If you’re the type of Netflix user who enjoys maximizing the value of your membership, you might find the new website FeedFlix interesting. The service scrapes data from your personal Netflix rss feeds and generates interesting graphs about how long you keep rentals, how many you rent per week, and your cost-per-rental. Sure, you could do this all yourself with a spreadsheet, or maybe Yahoo! Pipes, but FeedFlix is free and works instantly.
Josh discovered a mysterious $13 fee on his parents’ phone bill, and as he tracked down the source of the bogus charge, he learned a lot about cramming. The FCC describes it as “the practice of placing unauthorized, misleading, or deceptive charges on your telephone bill” by third party companies, who bank on you being too confused/distracted/annoyed by your hard-to-read bill to notice.
A hyper-vigilant Chase CSR canceled a woman’s credit card and issued her a new one when she called in to confirm her interest rate, because Mint was showing a slightly higher rate. A Mint representative confirms that “while we can generally get pretty good info about APR, APR can vary widely by customer & there won’t always be a 100% match (that’s why we allow customers to edit their account information).”
DHL and Walgreens cut a deal to open DHL shipping kiosks inside stores. 1,600 Walgreens will be offering DHL services around the clock.[Forbes]
Municipal ledger hounds are worried that local governments will slash services as the imploding housing market chokes off access to lucrative property tax revenue. The New York Times visited the future retirement destination of its readers, South Florida, to see firsthand the devastating affect the subprime meltdown can have on communities. For anyone who says “What housing crash, my community is fine,” hop across the jump for a look at your potential future.
Wesabe, the popular personal finance website, has unveiled a new mobile version that “lets you check your balances, see recent transactions, and… enter cash transactions, from any mobile browser.” To save time, you only need to enter the most basic information via your phone—you can add the details to the entry later from a standard web browser.
TryPhone seems like a great idea on the surface—you can preview mock-ups of current phone models and test out their interfaces through your browser. In reality, the beta launch feels underdeveloped, even for a web service beta, with only four models to choose from and limited interactivity on each. The idea is good, but we hope they work on execution.
A new website launched last week that lets you store your gift card data from a variety of retailers in one location, where you can track usage, retrieve card numbers if you lose the physical card, or even swap card balances with other members. The site will also pay you 1% interest on the balance of each card you register, or 3.65% interest if you purchase the card through their site.

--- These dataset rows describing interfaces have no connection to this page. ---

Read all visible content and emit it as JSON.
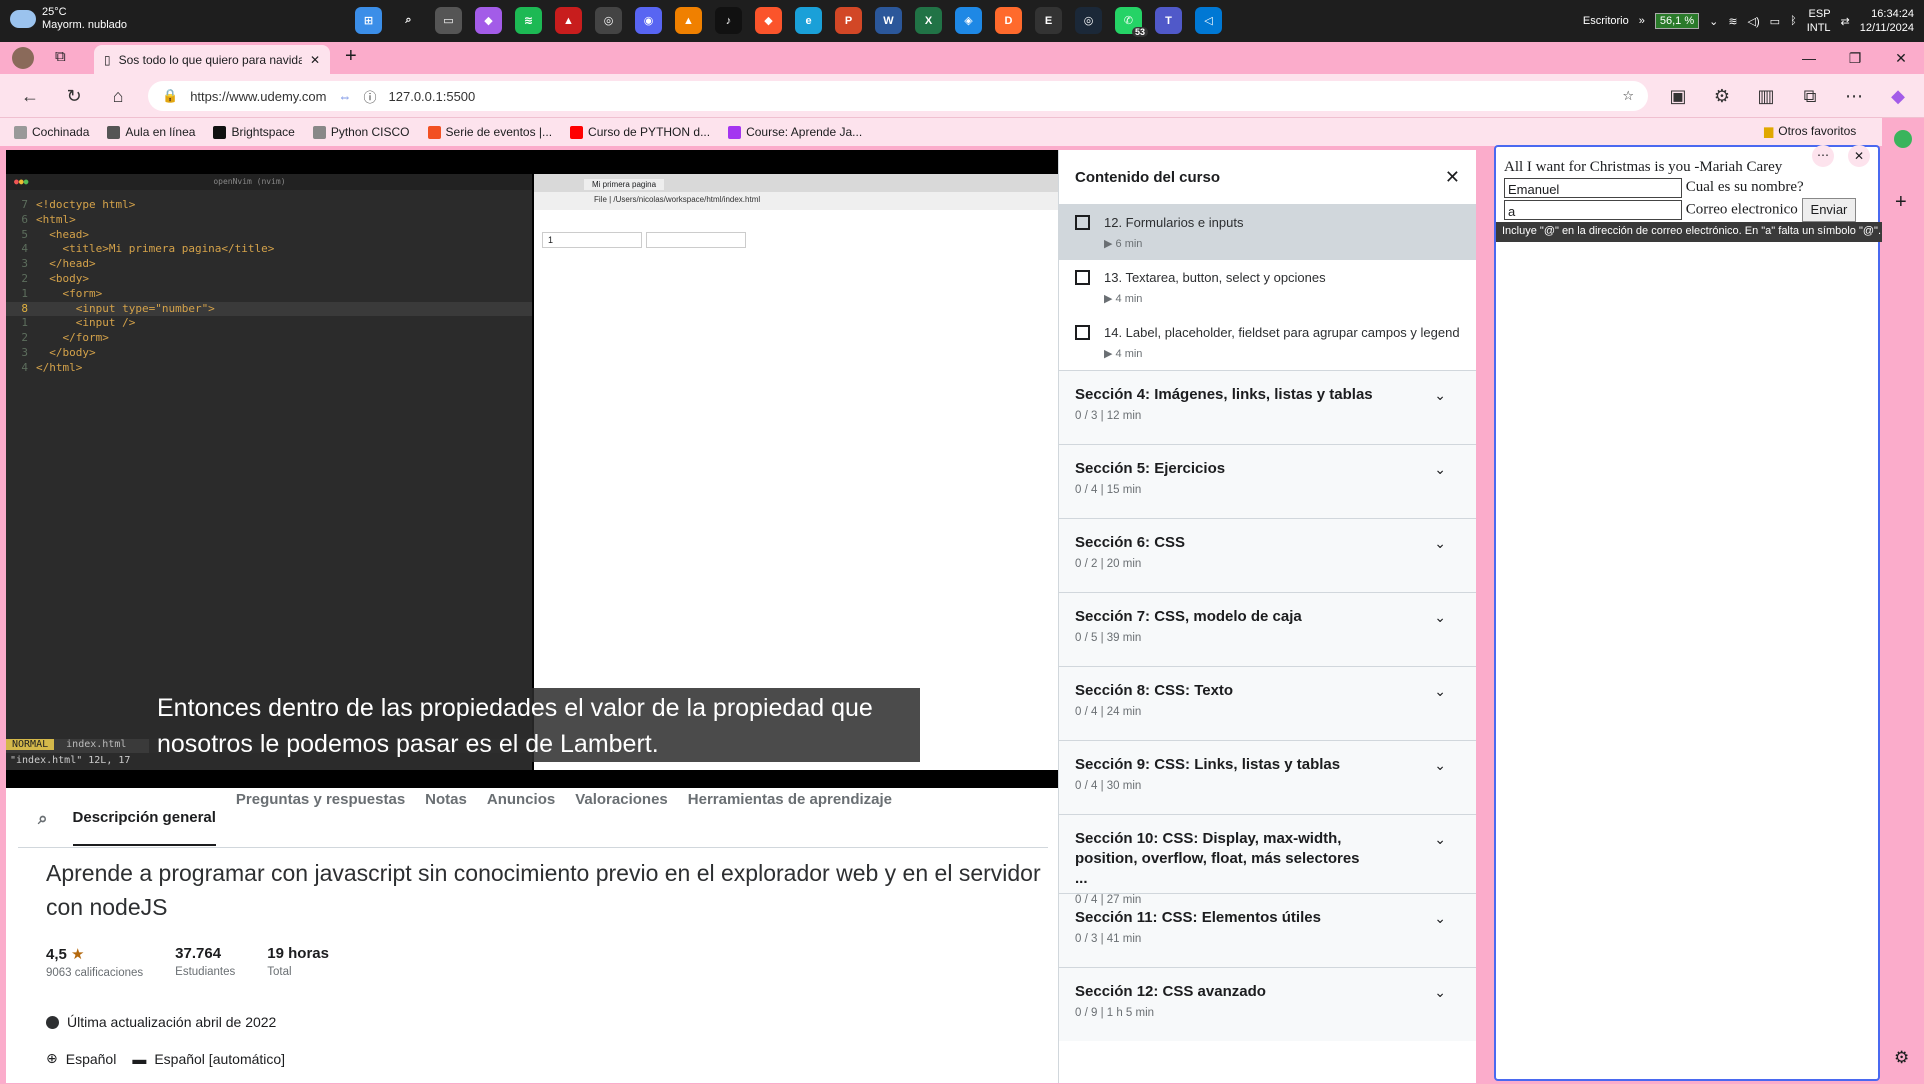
{
  "taskbar": {
    "weather_temp": "25°C",
    "weather_desc": "Mayorm. nublado",
    "desktop_label": "Escritorio",
    "battery": "56,1 %",
    "lang1": "ESP",
    "lang2": "INTL",
    "time": "16:34:24",
    "date": "12/11/2024",
    "whatsapp_badge": "53",
    "apps": [
      {
        "name": "windows-start-icon",
        "color": "#3b8ee8",
        "glyph": "⊞"
      },
      {
        "name": "search-icon",
        "color": "#1e1e1e",
        "glyph": "⌕"
      },
      {
        "name": "task-view-icon",
        "color": "#555",
        "glyph": "▭"
      },
      {
        "name": "copilot-icon",
        "color": "#a35ce8",
        "glyph": "◆"
      },
      {
        "name": "spotify-icon",
        "color": "#1db954",
        "glyph": "≋"
      },
      {
        "name": "game-icon",
        "color": "#c81d1d",
        "glyph": "▲"
      },
      {
        "name": "steam-small-icon",
        "color": "#444",
        "glyph": "◎"
      },
      {
        "name": "discord-icon",
        "color": "#5865f2",
        "glyph": "◉"
      },
      {
        "name": "vlc-icon",
        "color": "#f08000",
        "glyph": "▲"
      },
      {
        "name": "tiktok-icon",
        "color": "#111",
        "glyph": "♪"
      },
      {
        "name": "brave-icon",
        "color": "#fb542b",
        "glyph": "◆"
      },
      {
        "name": "edge-icon",
        "color": "#1aa0d8",
        "glyph": "e"
      },
      {
        "name": "powerpoint-icon",
        "color": "#d24726",
        "glyph": "P"
      },
      {
        "name": "word-icon",
        "color": "#2b579a",
        "glyph": "W"
      },
      {
        "name": "excel-icon",
        "color": "#217346",
        "glyph": "X"
      },
      {
        "name": "app-blue-icon",
        "color": "#1e88e5",
        "glyph": "◈"
      },
      {
        "name": "dex-icon",
        "color": "#ff6a2c",
        "glyph": "D"
      },
      {
        "name": "epic-icon",
        "color": "#333",
        "glyph": "E"
      },
      {
        "name": "steam-icon",
        "color": "#1b2838",
        "glyph": "◎"
      },
      {
        "name": "whatsapp-icon",
        "color": "#25d366",
        "glyph": "✆"
      },
      {
        "name": "teams-icon",
        "color": "#5059c9",
        "glyph": "T"
      },
      {
        "name": "vscode-icon",
        "color": "#0078d4",
        "glyph": "◁"
      }
    ]
  },
  "browser": {
    "tab_title": "Sos todo lo que quiero para navidad",
    "url_site": "https://www.udemy.com",
    "url_local": "127.0.0.1:5500",
    "favorites": [
      {
        "label": "Cochinada",
        "color": "#999"
      },
      {
        "label": "Aula en línea",
        "color": "#555"
      },
      {
        "label": "Brightspace",
        "color": "#111"
      },
      {
        "label": "Python CISCO",
        "color": "#888"
      },
      {
        "label": "Serie de eventos |...",
        "color": "#f25022"
      },
      {
        "label": "Curso de PYTHON d...",
        "color": "#ff0000"
      },
      {
        "label": "Course: Aprende Ja...",
        "color": "#a435f0"
      }
    ],
    "other_favorites": "Otros favoritos"
  },
  "video": {
    "editor_title": "openNvim (nvim)",
    "code_lines": [
      {
        "n": "7",
        "t": "<!doctype html>"
      },
      {
        "n": "6",
        "t": "<html>"
      },
      {
        "n": "5",
        "t": "  <head>"
      },
      {
        "n": "4",
        "t": "    <title>Mi primera pagina</title>"
      },
      {
        "n": "3",
        "t": "  </head>"
      },
      {
        "n": "2",
        "t": "  <body>"
      },
      {
        "n": "1",
        "t": "    <form>"
      },
      {
        "n": "8",
        "t": "      <input type=\"number\">"
      },
      {
        "n": "1",
        "t": "      <input />"
      },
      {
        "n": "2",
        "t": "    </form>"
      },
      {
        "n": "3",
        "t": "  </body>"
      },
      {
        "n": "4",
        "t": "</html>"
      }
    ],
    "mode": "NORMAL",
    "status_file": "index.html",
    "status_info": "\"index.html\" 12L, 17",
    "mini_tab": "Mi primera pagina",
    "mini_url": "File | /Users/nicolas/workspace/html/index.html",
    "mini_input_value": "1",
    "subtitle": "Entonces dentro de las propiedades el valor de la propiedad que nosotros le podemos pasar es el de Lambert."
  },
  "course": {
    "tabs": [
      "Descripción general",
      "Preguntas y respuestas",
      "Notas",
      "Anuncios",
      "Valoraciones",
      "Herramientas de aprendizaje"
    ],
    "title": "Aprende a programar con javascript sin conocimiento previo en el explorador web y en el servidor con nodeJS",
    "rating": "4,5",
    "rating_label": "9063 calificaciones",
    "students": "37.764",
    "students_label": "Estudiantes",
    "hours": "19 horas",
    "hours_label": "Total",
    "updated": "Última actualización abril de 2022",
    "language": "Español",
    "captions": "Español [automático]"
  },
  "sidebar": {
    "header": "Contenido del curso",
    "lectures": [
      {
        "title": "12. Formularios e inputs",
        "duration": "6 min"
      },
      {
        "title": "13. Textarea, button, select y opciones",
        "duration": "4 min"
      },
      {
        "title": "14. Label, placeholder, fieldset para agrupar campos y legend",
        "duration": "4 min"
      }
    ],
    "sections": [
      {
        "title": "Sección 4: Imágenes, links, listas y tablas",
        "meta": "0 / 3 | 12 min"
      },
      {
        "title": "Sección 5: Ejercicios",
        "meta": "0 / 4 | 15 min"
      },
      {
        "title": "Sección 6: CSS",
        "meta": "0 / 2 | 20 min"
      },
      {
        "title": "Sección 7: CSS, modelo de caja",
        "meta": "0 / 5 | 39 min"
      },
      {
        "title": "Sección 8: CSS: Texto",
        "meta": "0 / 4 | 24 min"
      },
      {
        "title": "Sección 9: CSS: Links, listas y tablas",
        "meta": "0 / 4 | 30 min"
      },
      {
        "title": "Sección 10: CSS: Display, max-width, position, overflow, float, más selectores ...",
        "meta": "0 / 4 | 27 min"
      },
      {
        "title": "Sección 11: CSS: Elementos útiles",
        "meta": "0 / 3 | 41 min"
      },
      {
        "title": "Sección 12: CSS avanzado",
        "meta": "0 / 9 | 1 h 5 min"
      }
    ]
  },
  "panel": {
    "heading": "All I want for Christmas is you -Mariah Carey",
    "name_value": "Emanuel",
    "name_label": "Cual es su nombre?",
    "email_value": "a",
    "email_label": "Correo electronico",
    "submit": "Enviar",
    "tooltip": "Incluye \"@\" en la dirección de correo electrónico. En \"a\" falta un símbolo \"@\"."
  }
}
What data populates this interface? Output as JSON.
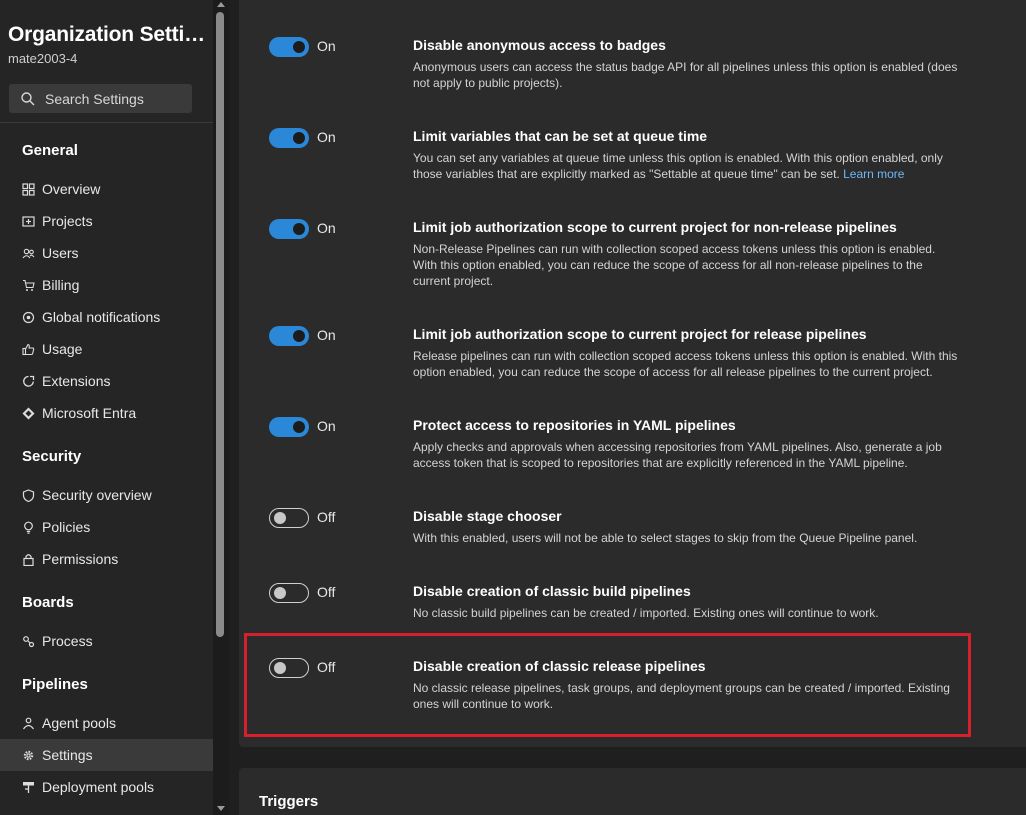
{
  "sidebar": {
    "org_title": "Organization Settin...",
    "org_name": "mate2003-4",
    "search_label": "Search Settings",
    "sections": {
      "general": "General",
      "security": "Security",
      "boards": "Boards",
      "pipelines": "Pipelines"
    },
    "general_items": [
      "Overview",
      "Projects",
      "Users",
      "Billing",
      "Global notifications",
      "Usage",
      "Extensions",
      "Microsoft Entra"
    ],
    "security_items": [
      "Security overview",
      "Policies",
      "Permissions"
    ],
    "boards_items": [
      "Process"
    ],
    "pipelines_items": [
      "Agent pools",
      "Settings",
      "Deployment pools"
    ],
    "selected_item": "Settings"
  },
  "settings": [
    {
      "state": "On",
      "title": "Disable anonymous access to badges",
      "desc": "Anonymous users can access the status badge API for all pipelines unless this option is enabled (does not apply to public projects)."
    },
    {
      "state": "On",
      "title": "Limit variables that can be set at queue time",
      "desc": "You can set any variables at queue time unless this option is enabled. With this option enabled, only those variables that are explicitly marked as \"Settable at queue time\" can be set.",
      "link": "Learn more"
    },
    {
      "state": "On",
      "title": "Limit job authorization scope to current project for non-release pipelines",
      "desc": "Non-Release Pipelines can run with collection scoped access tokens unless this option is enabled. With this option enabled, you can reduce the scope of access for all non-release pipelines to the current project."
    },
    {
      "state": "On",
      "title": "Limit job authorization scope to current project for release pipelines",
      "desc": "Release pipelines can run with collection scoped access tokens unless this option is enabled. With this option enabled, you can reduce the scope of access for all release pipelines to the current project."
    },
    {
      "state": "On",
      "title": "Protect access to repositories in YAML pipelines",
      "desc": "Apply checks and approvals when accessing repositories from YAML pipelines. Also, generate a job access token that is scoped to repositories that are explicitly referenced in the YAML pipeline."
    },
    {
      "state": "Off",
      "title": "Disable stage chooser",
      "desc": "With this enabled, users will not be able to select stages to skip from the Queue Pipeline panel."
    },
    {
      "state": "Off",
      "title": "Disable creation of classic build pipelines",
      "desc": "No classic build pipelines can be created / imported. Existing ones will continue to work."
    },
    {
      "state": "Off",
      "title": "Disable creation of classic release pipelines",
      "desc": "No classic release pipelines, task groups, and deployment groups can be created / imported. Existing ones will continue to work."
    }
  ],
  "triggers_title": "Triggers",
  "colors": {
    "toggle_on": "#2b88d8",
    "link": "#6cb8f6",
    "highlight": "#d6202c",
    "sidebar_bg": "#252525",
    "card_bg": "#2b2b2b"
  },
  "icons": {
    "search": "search-icon",
    "overview": "grid-icon",
    "projects": "projects-icon",
    "users": "users-icon",
    "billing": "cart-icon",
    "notifications": "notification-icon",
    "usage": "thumbs-up-icon",
    "extensions": "puzzle-icon",
    "entra": "diamond-icon",
    "security_overview": "shield-icon",
    "policies": "lightbulb-icon",
    "permissions": "lock-icon",
    "process": "process-icon",
    "agent_pools": "agent-pool-icon",
    "settings": "gear-icon",
    "deployment_pools": "deployment-icon"
  }
}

The Amazon home page has somewhere around 16 different sales pitches, and more unnecessary graphics than a MySpace page. Here are 9 money-saving ways to shop the site without waiting for another customized ad to render.
Michelle Slatalla, the Erma Bombeck-David Pogue hybrid who writes casual articles about the Internet for the average person (she’s the mom who pestered her daughter on Facebook this past summer), has published a Chatty Cathy review of personal finance site Mint.com. Her verdict: it’s nice to not have to go to multiple sites; the aggregated information is a good feature; security worried her at first, but she’s okay now that she knows Mint is a read-only site and they don’t have her account numbers, just user names and passwords; and she has actually used the ads that Mint displays—not to open new lines of credit, but to negotiate lower interest rates for existing accounts.
SmartMoney reviews four of the most popular, or at least best-publicized, online budgeting and finance-tracking services: Clear Checkbook, Mint, Wesabe, and Yodlee Money Center. They’ve created a simple chart comparing features, to help you decide which best meets your needs—for instance, whether you want text message alerts, or the ability to manually enter transactions, and so on. The most robust offering of the four is Clear Checkbook, although it’s missing a couple of nice features that the otherwise paltry Mint offers (specifically, text message alerts and merchant-based spending breakdowns).
For all of us out there who are hungry but antisocial, the New York Times today presents an overview of online food ordering services. The benefits are obvious – it’s fast, (usually) more accurate, you can place an order the day before, and you don’t need cash. Lots of chain restaurants are now offering it (Pizza Hut, Subway, and Papa John’s are some examples), but there are also a few special websites that aggregate menus from multiple restaurants (after the break).
- “I had a ticket on a United Airlines flight that was the second leg of a trip booked though U.S. Airways, so I couldn’t get a seat assignment until I arrived at the gate. When a gate agent got the podium around 11 p.m., I requested a window seat.
Looks like the ‘No Late Fees’ policy isn’t working out for all Blockbusters, as franchised stores in Arkansas are doing away with the program. While not all Blockbusters chose to participate in the program in the first place, if you live in Arkansas, Alabama, Mississippi, or Tennessee, be sure to ask your local store if they are still doing the ‘No Late Fees’ program.
Want to know exactly how to reach the appropriate customer service tech at Verizon? Just look them up on this handy list of every number they have.